Bold
Italic
Underline
Quote
Photo
Link
Smiley
Links On TruckingTruth


example: TruckingTruth Homepage



example: http://www.truckingtruth.com
Submit
Cancel

Need help? We have instructions for sharing photos from photo sharing sites



example: http://www.truckingtruth.com/images/header.jpg
Submit
Cancel

Click on any of the buttons below to insert a link to that section of TruckingTruth:

Getting Started In Trucking High Road Training Program Company-Sponsored Training Programs Apply For Company-Sponsored Training Truck Driver's Career Guide Choosing A School Choosing A Company Truck Driving Schools Truck Driving Jobs Apply For Truck Driving Jobs DOT Physical Drug Testing Items To Pack Pre-Hire Letters CDL Practice Tests Trucking Company Reviews Brett's Book Leasing A Truck Pre-Trip Inspection Learn The Logbook Rules Sleep Apnea
Done
Done

0 characters so far - 5,500 maximum allowed.
Submit Preview

Preview:

Submit
Cancel

Join Us!

We have an awesome set of tools that will help you understand the trucking industry and prepare for a great start to your trucking career. Not only that, but everything we offer here at TruckingTruth is 100% free - no strings attached! Sign up now and get instant access to our member's section:
High Road Training Program Logo
  • The High Road Training Program
  • The High Road Article Series
  • The Friendliest Trucker's Forum Ever!
  • Email Updates When New Articles Are Posted

Apply For Paid CDL Training Through TruckingTruth

Did you know you can fill out one quick form here on TruckingTruth and apply to several companies at once for paid CDL training? Seriously! The application only takes one minute. You will speak with recruiters today. There is no obligation whatsoever. Learn more and apply here:

Apply For Paid CDL Training

About Us

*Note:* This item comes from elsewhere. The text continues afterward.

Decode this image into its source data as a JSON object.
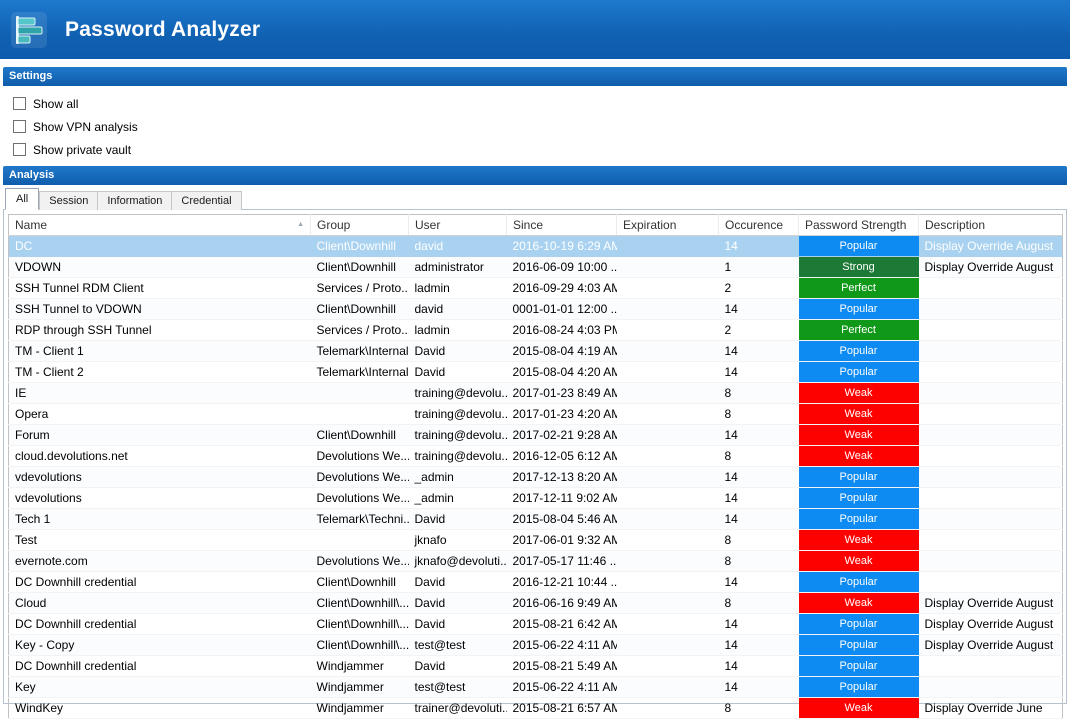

TruckingTruth was founded by Brett Aquila (that's me!), a 15 year truck driving veteran, in January 2007. After 15 years on the road I wanted to help people understand the trucking industry and everything that came with the career and lifestyle of an over the road trucker. We'll help you make the right choices and prepare for a great start to your trucking career.

Read More

Becoming A Truck Driver

Becoming A Truck Driver is a dream we've all pondered at some point in our lives. We've all wondered if the adventure and challenges of life on the open road would suit us better than the ordinary day to day lives we've always known. At TruckingTruth we'll help you decide if trucking is right for you and help you get your career off to a great start.

Learn More